=== RECORD EXTRACTS ===
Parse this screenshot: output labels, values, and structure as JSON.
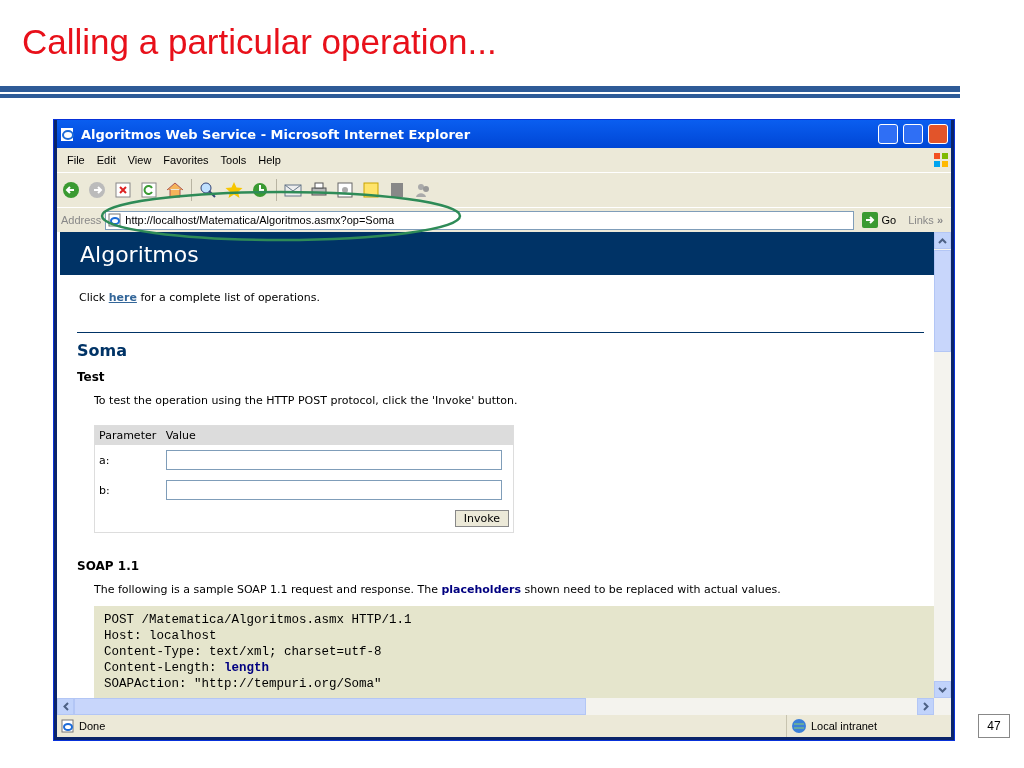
{
  "slide": {
    "title": "Calling a particular operation...",
    "page_number": "47"
  },
  "window": {
    "title": "Algoritmos Web Service - Microsoft Internet Explorer"
  },
  "menu": [
    "File",
    "Edit",
    "View",
    "Favorites",
    "Tools",
    "Help"
  ],
  "address_bar": {
    "label": "Address",
    "value": "http://localhost/Matematica/Algoritmos.asmx?op=Soma",
    "go": "Go",
    "links": "Links",
    "links_chevron": "»"
  },
  "page": {
    "header": "Algoritmos",
    "intro": {
      "before": "Click ",
      "link": "here",
      "after": " for a complete list of operations."
    },
    "operation": "Soma",
    "test": {
      "heading": "Test",
      "text": "To test the operation using the HTTP POST protocol, click the 'Invoke' button.",
      "columns": [
        "Parameter",
        "Value"
      ],
      "rows": [
        {
          "label": "a:"
        },
        {
          "label": "b:"
        }
      ],
      "button": "Invoke"
    },
    "soap": {
      "heading": "SOAP 1.1",
      "text": {
        "before": "The following is a sample SOAP 1.1 request and response. The ",
        "link": "placeholders",
        "after": " shown need to be replaced with actual values."
      },
      "code": [
        [
          {
            "text": "POST /Matematica/Algoritmos.asmx HTTP/1.1"
          }
        ],
        [
          {
            "text": "Host: localhost"
          }
        ],
        [
          {
            "text": "Content-Type: text/xml; charset=utf-8"
          }
        ],
        [
          {
            "text": "Content-Length: "
          },
          {
            "text": "length",
            "kind": "placeholder"
          }
        ],
        [
          {
            "text": "SOAPAction: \"http://tempuri.org/Soma\""
          }
        ]
      ]
    }
  },
  "status_bar": {
    "text": "Done",
    "zone": "Local intranet"
  }
}
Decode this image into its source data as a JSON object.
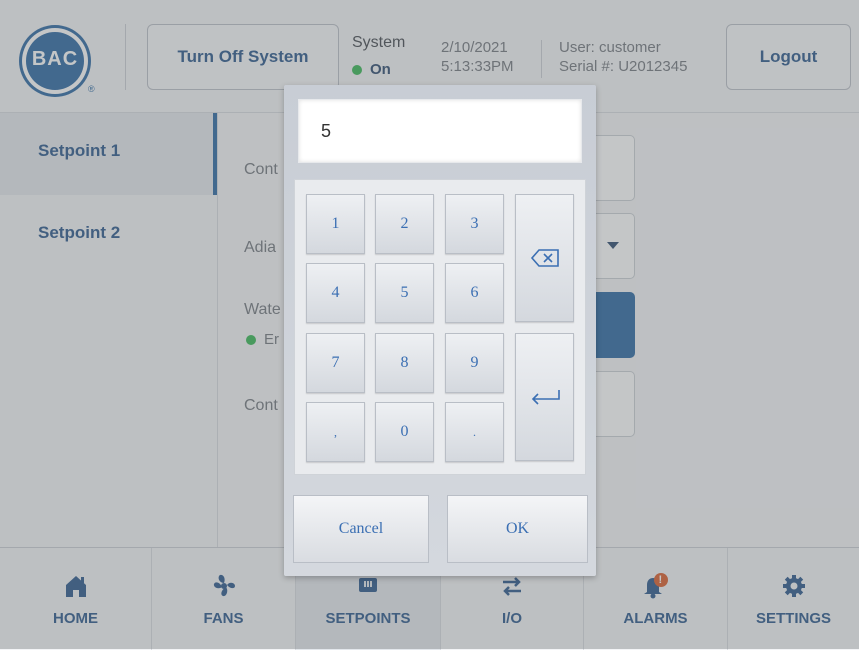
{
  "header": {
    "logo_text": "BAC",
    "logo_registered": "®",
    "turn_off_button": "Turn Off System",
    "system_label": "System",
    "system_status": "On",
    "date": "2/10/2021",
    "time": "5:13:33PM",
    "user": "User: customer",
    "serial": "Serial #: U2012345",
    "logout_button": "Logout",
    "status_color": "#2bb34a",
    "brand_color": "#1f5f9d"
  },
  "sidebar": {
    "items": [
      {
        "label": "Setpoint 1",
        "active": true
      },
      {
        "label": "Setpoint 2",
        "active": false
      }
    ]
  },
  "main": {
    "rows": [
      {
        "label": "Cont"
      },
      {
        "label": "Adia"
      },
      {
        "label": "Wate"
      },
      {
        "label": "Er"
      },
      {
        "label": "Cont"
      }
    ]
  },
  "keypad": {
    "display_value": "5",
    "keys": [
      "1",
      "2",
      "3",
      "4",
      "5",
      "6",
      "7",
      "8",
      "9",
      ",",
      "0",
      "."
    ],
    "backspace_icon": "backspace-icon",
    "enter_icon": "enter-icon",
    "cancel_label": "Cancel",
    "ok_label": "OK"
  },
  "bottom_nav": {
    "items": [
      {
        "label": "HOME",
        "icon": "home-icon",
        "active": false
      },
      {
        "label": "FANS",
        "icon": "fan-icon",
        "active": false
      },
      {
        "label": "SETPOINTS",
        "icon": "setpoints-icon",
        "active": true
      },
      {
        "label": "I/O",
        "icon": "io-arrows-icon",
        "active": false
      },
      {
        "label": "ALARMS",
        "icon": "alarm-bell-icon",
        "active": false
      },
      {
        "label": "SETTINGS",
        "icon": "gear-icon",
        "active": false
      }
    ],
    "alarm_badge": "!"
  }
}
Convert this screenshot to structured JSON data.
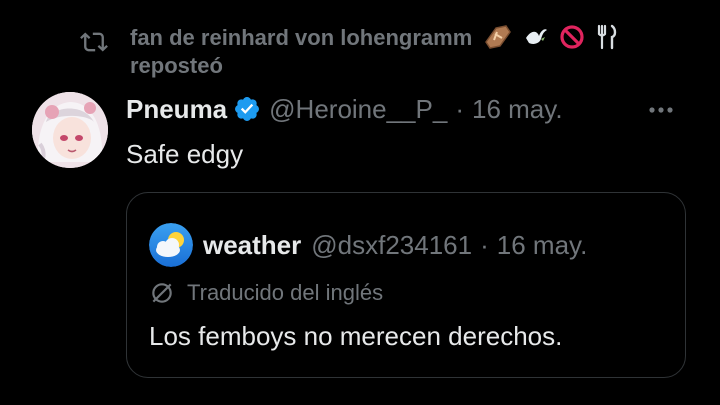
{
  "repost": {
    "icon": "repost-icon",
    "user": "fan de reinhard von lohengramm",
    "emojis": [
      "coffin-emoji",
      "dove-emoji",
      "prohibited-emoji",
      "fork-knife-emoji"
    ],
    "action": "reposteó"
  },
  "tweet": {
    "avatar": "anime-avatar",
    "name": "Pneuma",
    "verified_icon": "verified-badge-icon",
    "handle": "@Heroine__P_",
    "separator": "·",
    "date": "16 may.",
    "more_icon": "more-icon",
    "text": "Safe edgy"
  },
  "quote": {
    "avatar": "weather-avatar",
    "name": "weather",
    "handle": "@dsxf234161",
    "separator": "·",
    "date": "16 may.",
    "translation_icon": "globe-icon",
    "translation_label": "Traducido del inglés",
    "text": "Los femboys no merecen derechos."
  },
  "colors": {
    "background": "#000000",
    "primary_text": "#e7e9ea",
    "secondary_text": "#71767b",
    "border": "#2f3336",
    "verified": "#1d9bf0"
  }
}
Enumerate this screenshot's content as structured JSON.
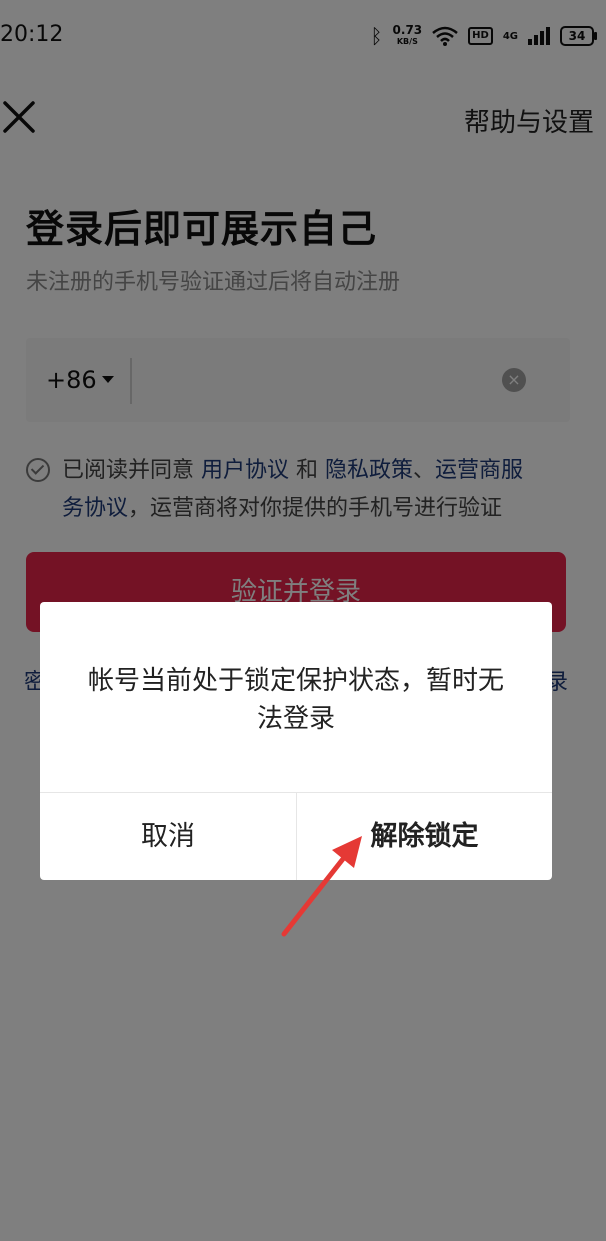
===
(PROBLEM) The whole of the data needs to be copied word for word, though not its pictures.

(EXPECTED ANSWER)
Parse this screenshot: output labels, values, and structure as JSON.
{
  "slide": {
    "title": "Calling a particular operation...",
    "page_number": "47"
  },
  "window": {
    "title": "Algoritmos Web Service - Microsoft Internet Explorer"
  },
  "menu": [
    "File",
    "Edit",
    "View",
    "Favorites",
    "Tools",
    "Help"
  ],
  "address_bar": {
    "label": "Address",
    "value": "http://localhost/Matematica/Algoritmos.asmx?op=Soma",
    "go": "Go",
    "links": "Links",
    "links_chevron": "»"
  },
  "page": {
    "header": "Algoritmos",
    "intro": {
      "before": "Click ",
      "link": "here",
      "after": " for a complete list of operations."
    },
    "operation": "Soma",
    "test": {
      "heading": "Test",
      "text": "To test the operation using the HTTP POST protocol, click the 'Invoke' button.",
      "columns": [
        "Parameter",
        "Value"
      ],
      "rows": [
        {
          "label": "a:"
        },
        {
          "label": "b:"
        }
      ],
      "button": "Invoke"
    },
    "soap": {
      "heading": "SOAP 1.1",
      "text": {
        "before": "The following is a sample SOAP 1.1 request and response. The ",
        "link": "placeholders",
        "after": " shown need to be replaced with actual values."
      },
      "code": [
        [
          {
            "text": "POST /Matematica/Algoritmos.asmx HTTP/1.1"
          }
        ],
        [
          {
            "text": "Host: localhost"
          }
        ],
        [
          {
            "text": "Content-Type: text/xml; charset=utf-8"
          }
        ],
        [
          {
            "text": "Content-Length: "
          },
          {
            "text": "length",
            "kind": "placeholder"
          }
        ],
        [
          {
            "text": "SOAPAction: \"http://tempuri.org/Soma\""
          }
        ]
      ]
    }
  },
  "status_bar": {
    "text": "Done",
    "zone": "Local intranet"
  }
}
Decode this image into its source data as a JSON object.
{
  "header": {
    "logo_text": "BAC",
    "logo_registered": "®",
    "turn_off_button": "Turn Off System",
    "system_label": "System",
    "system_status": "On",
    "date": "2/10/2021",
    "time": "5:13:33PM",
    "user": "User: customer",
    "serial": "Serial #: U2012345",
    "logout_button": "Logout",
    "status_color": "#2bb34a",
    "brand_color": "#1f5f9d"
  },
  "sidebar": {
    "items": [
      {
        "label": "Setpoint 1",
        "active": true
      },
      {
        "label": "Setpoint 2",
        "active": false
      }
    ]
  },
  "main": {
    "rows": [
      {
        "label": "Cont"
      },
      {
        "label": "Adia"
      },
      {
        "label": "Wate"
      },
      {
        "label": "Er"
      },
      {
        "label": "Cont"
      }
    ]
  },
  "keypad": {
    "display_value": "5",
    "keys": [
      "1",
      "2",
      "3",
      "4",
      "5",
      "6",
      "7",
      "8",
      "9",
      ",",
      "0",
      "."
    ],
    "backspace_icon": "backspace-icon",
    "enter_icon": "enter-icon",
    "cancel_label": "Cancel",
    "ok_label": "OK"
  },
  "bottom_nav": {
    "items": [
      {
        "label": "HOME",
        "icon": "home-icon",
        "active": false
      },
      {
        "label": "FANS",
        "icon": "fan-icon",
        "active": false
      },
      {
        "label": "SETPOINTS",
        "icon": "setpoints-icon",
        "active": true
      },
      {
        "label": "I/O",
        "icon": "io-arrows-icon",
        "active": false
      },
      {
        "label": "ALARMS",
        "icon": "alarm-bell-icon",
        "active": false
      },
      {
        "label": "SETTINGS",
        "icon": "gear-icon",
        "active": false
      }
    ],
    "alarm_badge": "!"
  }
}
Convert this screenshot to structured JSON data.
{
  "repost": {
    "icon": "repost-icon",
    "user": "fan de reinhard von lohengramm",
    "emojis": [
      "coffin-emoji",
      "dove-emoji",
      "prohibited-emoji",
      "fork-knife-emoji"
    ],
    "action": "reposteó"
  },
  "tweet": {
    "avatar": "anime-avatar",
    "name": "Pneuma",
    "verified_icon": "verified-badge-icon",
    "handle": "@Heroine__P_",
    "separator": "·",
    "date": "16 may.",
    "more_icon": "more-icon",
    "text": "Safe edgy"
  },
  "quote": {
    "avatar": "weather-avatar",
    "name": "weather",
    "handle": "@dsxf234161",
    "separator": "·",
    "date": "16 may.",
    "translation_icon": "globe-icon",
    "translation_label": "Traducido del inglés",
    "text": "Los femboys no merecen derechos."
  },
  "colors": {
    "background": "#000000",
    "primary_text": "#e7e9ea",
    "secondary_text": "#71767b",
    "border": "#2f3336",
    "verified": "#1d9bf0"
  }
}
Enumerate this screenshot's content as structured JSON.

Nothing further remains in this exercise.